Exercise directions
The listing that follows should be duplicated character for character.

Information given
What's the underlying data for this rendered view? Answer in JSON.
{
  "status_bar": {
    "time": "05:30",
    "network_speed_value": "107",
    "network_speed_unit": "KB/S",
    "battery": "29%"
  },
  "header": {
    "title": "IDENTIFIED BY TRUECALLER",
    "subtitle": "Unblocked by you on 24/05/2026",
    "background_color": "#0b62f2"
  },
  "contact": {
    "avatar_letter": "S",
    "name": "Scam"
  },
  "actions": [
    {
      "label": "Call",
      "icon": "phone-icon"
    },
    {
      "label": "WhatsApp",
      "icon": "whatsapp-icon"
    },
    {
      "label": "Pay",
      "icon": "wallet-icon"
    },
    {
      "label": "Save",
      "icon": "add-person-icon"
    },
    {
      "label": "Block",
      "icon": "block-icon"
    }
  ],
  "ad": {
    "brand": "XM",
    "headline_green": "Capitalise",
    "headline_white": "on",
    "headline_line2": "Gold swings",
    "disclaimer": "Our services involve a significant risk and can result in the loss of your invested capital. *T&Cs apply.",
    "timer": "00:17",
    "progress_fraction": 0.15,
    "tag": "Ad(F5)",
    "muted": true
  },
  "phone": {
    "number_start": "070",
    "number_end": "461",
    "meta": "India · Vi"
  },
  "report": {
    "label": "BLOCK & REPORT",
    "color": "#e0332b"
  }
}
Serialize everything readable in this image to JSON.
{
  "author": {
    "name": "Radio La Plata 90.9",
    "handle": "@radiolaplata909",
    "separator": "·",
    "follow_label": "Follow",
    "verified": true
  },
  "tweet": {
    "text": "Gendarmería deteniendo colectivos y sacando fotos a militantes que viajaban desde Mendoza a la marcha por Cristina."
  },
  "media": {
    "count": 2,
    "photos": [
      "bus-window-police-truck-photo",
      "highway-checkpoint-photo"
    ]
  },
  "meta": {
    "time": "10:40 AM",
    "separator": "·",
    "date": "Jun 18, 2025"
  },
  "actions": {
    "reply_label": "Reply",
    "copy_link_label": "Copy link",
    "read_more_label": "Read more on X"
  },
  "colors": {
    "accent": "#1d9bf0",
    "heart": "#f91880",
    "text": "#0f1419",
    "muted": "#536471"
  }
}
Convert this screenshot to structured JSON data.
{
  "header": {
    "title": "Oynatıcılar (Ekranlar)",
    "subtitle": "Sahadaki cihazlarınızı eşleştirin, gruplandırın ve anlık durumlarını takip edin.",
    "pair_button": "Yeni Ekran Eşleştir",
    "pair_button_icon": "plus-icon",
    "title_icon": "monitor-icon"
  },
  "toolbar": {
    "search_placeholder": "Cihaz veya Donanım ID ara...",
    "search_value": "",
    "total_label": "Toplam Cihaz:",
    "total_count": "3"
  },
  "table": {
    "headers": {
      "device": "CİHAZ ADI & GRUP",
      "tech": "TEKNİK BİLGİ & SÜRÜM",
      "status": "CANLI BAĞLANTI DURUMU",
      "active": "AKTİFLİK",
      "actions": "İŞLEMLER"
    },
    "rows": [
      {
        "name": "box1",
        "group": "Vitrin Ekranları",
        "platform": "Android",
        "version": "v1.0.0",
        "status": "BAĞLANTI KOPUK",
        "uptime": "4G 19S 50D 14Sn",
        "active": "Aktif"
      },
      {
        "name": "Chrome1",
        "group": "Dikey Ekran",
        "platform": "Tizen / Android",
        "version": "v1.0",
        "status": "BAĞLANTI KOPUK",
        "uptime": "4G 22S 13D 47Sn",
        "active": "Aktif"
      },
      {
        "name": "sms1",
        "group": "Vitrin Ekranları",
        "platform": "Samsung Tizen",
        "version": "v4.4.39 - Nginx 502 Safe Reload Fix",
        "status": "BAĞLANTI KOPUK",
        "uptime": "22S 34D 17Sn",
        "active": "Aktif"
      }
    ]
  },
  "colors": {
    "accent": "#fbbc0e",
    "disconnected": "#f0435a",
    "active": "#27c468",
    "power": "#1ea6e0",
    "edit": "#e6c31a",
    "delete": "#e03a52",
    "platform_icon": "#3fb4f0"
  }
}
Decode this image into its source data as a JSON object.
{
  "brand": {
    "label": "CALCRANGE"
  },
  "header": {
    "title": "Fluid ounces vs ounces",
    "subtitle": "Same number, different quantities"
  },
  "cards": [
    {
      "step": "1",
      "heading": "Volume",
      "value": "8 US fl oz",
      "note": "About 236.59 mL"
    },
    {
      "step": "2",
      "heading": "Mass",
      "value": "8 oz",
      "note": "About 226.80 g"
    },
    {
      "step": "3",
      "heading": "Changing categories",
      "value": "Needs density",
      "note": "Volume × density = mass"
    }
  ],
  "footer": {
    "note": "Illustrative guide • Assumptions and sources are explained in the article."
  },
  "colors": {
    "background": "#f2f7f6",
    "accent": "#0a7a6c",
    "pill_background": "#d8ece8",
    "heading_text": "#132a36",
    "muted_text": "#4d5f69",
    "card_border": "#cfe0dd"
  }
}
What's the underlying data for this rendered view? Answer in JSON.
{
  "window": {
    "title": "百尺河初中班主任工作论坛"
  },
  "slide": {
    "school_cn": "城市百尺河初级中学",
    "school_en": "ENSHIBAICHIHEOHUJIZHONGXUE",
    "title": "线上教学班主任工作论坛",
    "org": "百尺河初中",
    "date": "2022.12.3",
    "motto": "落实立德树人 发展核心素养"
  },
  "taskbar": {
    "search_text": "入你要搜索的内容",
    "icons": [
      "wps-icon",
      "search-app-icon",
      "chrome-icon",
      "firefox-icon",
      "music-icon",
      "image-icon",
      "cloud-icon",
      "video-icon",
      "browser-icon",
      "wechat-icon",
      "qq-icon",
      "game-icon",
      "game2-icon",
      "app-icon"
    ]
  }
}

Response
What's the underlying data for this rendered view? Answer in JSON.
{
  "status_bar": {
    "time": "05:30",
    "network_speed_value": "107",
    "network_speed_unit": "KB/S",
    "battery": "29%"
  },
  "header": {
    "title": "IDENTIFIED BY TRUECALLER",
    "subtitle": "Unblocked by you on 24/05/2026",
    "background_color": "#0b62f2"
  },
  "contact": {
    "avatar_letter": "S",
    "name": "Scam"
  },
  "actions": [
    {
      "label": "Call",
      "icon": "phone-icon"
    },
    {
      "label": "WhatsApp",
      "icon": "whatsapp-icon"
    },
    {
      "label": "Pay",
      "icon": "wallet-icon"
    },
    {
      "label": "Save",
      "icon": "add-person-icon"
    },
    {
      "label": "Block",
      "icon": "block-icon"
    }
  ],
  "ad": {
    "brand": "XM",
    "headline_green": "Capitalise",
    "headline_white": "on",
    "headline_line2": "Gold swings",
    "disclaimer": "Our services involve a significant risk and can result in the loss of your invested capital. *T&Cs apply.",
    "timer": "00:17",
    "progress_fraction": 0.15,
    "tag": "Ad(F5)",
    "muted": true
  },
  "phone": {
    "number_start": "070",
    "number_end": "461",
    "meta": "India · Vi"
  },
  "report": {
    "label": "BLOCK & REPORT",
    "color": "#e0332b"
  }
}
Serialize everything readable in this image to JSON.
{
  "author": {
    "name": "Radio La Plata 90.9",
    "handle": "@radiolaplata909",
    "separator": "·",
    "follow_label": "Follow",
    "verified": true
  },
  "tweet": {
    "text": "Gendarmería deteniendo colectivos y sacando fotos a militantes que viajaban desde Mendoza a la marcha por Cristina."
  },
  "media": {
    "count": 2,
    "photos": [
      "bus-window-police-truck-photo",
      "highway-checkpoint-photo"
    ]
  },
  "meta": {
    "time": "10:40 AM",
    "separator": "·",
    "date": "Jun 18, 2025"
  },
  "actions": {
    "reply_label": "Reply",
    "copy_link_label": "Copy link",
    "read_more_label": "Read more on X"
  },
  "colors": {
    "accent": "#1d9bf0",
    "heart": "#f91880",
    "text": "#0f1419",
    "muted": "#536471"
  }
}
Convert this screenshot to structured JSON data.
{
  "header": {
    "title": "Oynatıcılar (Ekranlar)",
    "subtitle": "Sahadaki cihazlarınızı eşleştirin, gruplandırın ve anlık durumlarını takip edin.",
    "pair_button": "Yeni Ekran Eşleştir",
    "pair_button_icon": "plus-icon",
    "title_icon": "monitor-icon"
  },
  "toolbar": {
    "search_placeholder": "Cihaz veya Donanım ID ara...",
    "search_value": "",
    "total_label": "Toplam Cihaz:",
    "total_count": "3"
  },
  "table": {
    "headers": {
      "device": "CİHAZ ADI & GRUP",
      "tech": "TEKNİK BİLGİ & SÜRÜM",
      "status": "CANLI BAĞLANTI DURUMU",
      "active": "AKTİFLİK",
      "actions": "İŞLEMLER"
    },
    "rows": [
      {
        "name": "box1",
        "group": "Vitrin Ekranları",
        "platform": "Android",
        "version": "v1.0.0",
        "status": "BAĞLANTI KOPUK",
        "uptime": "4G 19S 50D 14Sn",
        "active": "Aktif"
      },
      {
        "name": "Chrome1",
        "group": "Dikey Ekran",
        "platform": "Tizen / Android",
        "version": "v1.0",
        "status": "BAĞLANTI KOPUK",
        "uptime": "4G 22S 13D 47Sn",
        "active": "Aktif"
      },
      {
        "name": "sms1",
        "group": "Vitrin Ekranları",
        "platform": "Samsung Tizen",
        "version": "v4.4.39 - Nginx 502 Safe Reload Fix",
        "status": "BAĞLANTI KOPUK",
        "uptime": "22S 34D 17Sn",
        "active": "Aktif"
      }
    ]
  },
  "colors": {
    "accent": "#fbbc0e",
    "disconnected": "#f0435a",
    "active": "#27c468",
    "power": "#1ea6e0",
    "edit": "#e6c31a",
    "delete": "#e03a52",
    "platform_icon": "#3fb4f0"
  }
}
Decode this image into its source data as a JSON object.
{
  "brand": {
    "label": "CALCRANGE"
  },
  "header": {
    "title": "Fluid ounces vs ounces",
    "subtitle": "Same number, different quantities"
  },
  "cards": [
    {
      "step": "1",
      "heading": "Volume",
      "value": "8 US fl oz",
      "note": "About 236.59 mL"
    },
    {
      "step": "2",
      "heading": "Mass",
      "value": "8 oz",
      "note": "About 226.80 g"
    },
    {
      "step": "3",
      "heading": "Changing categories",
      "value": "Needs density",
      "note": "Volume × density = mass"
    }
  ],
  "footer": {
    "note": "Illustrative guide • Assumptions and sources are explained in the article."
  },
  "colors": {
    "background": "#f2f7f6",
    "accent": "#0a7a6c",
    "pill_background": "#d8ece8",
    "heading_text": "#132a36",
    "muted_text": "#4d5f69",
    "card_border": "#cfe0dd"
  }
}
What's the underlying data for this rendered view? Answer in JSON.
{
  "window": {
    "title": "百尺河初中班主任工作论坛"
  },
  "slide": {
    "school_cn": "城市百尺河初级中学",
    "school_en": "ENSHIBAICHIHEOHUJIZHONGXUE",
    "title": "线上教学班主任工作论坛",
    "org": "百尺河初中",
    "date": "2022.12.3",
    "motto": "落实立德树人 发展核心素养"
  },
  "taskbar": {
    "search_text": "入你要搜索的内容",
    "icons": [
      "wps-icon",
      "search-app-icon",
      "chrome-icon",
      "firefox-icon",
      "music-icon",
      "image-icon",
      "cloud-icon",
      "video-icon",
      "browser-icon",
      "wechat-icon",
      "qq-icon",
      "game-icon",
      "game2-icon",
      "app-icon"
    ]
  }
}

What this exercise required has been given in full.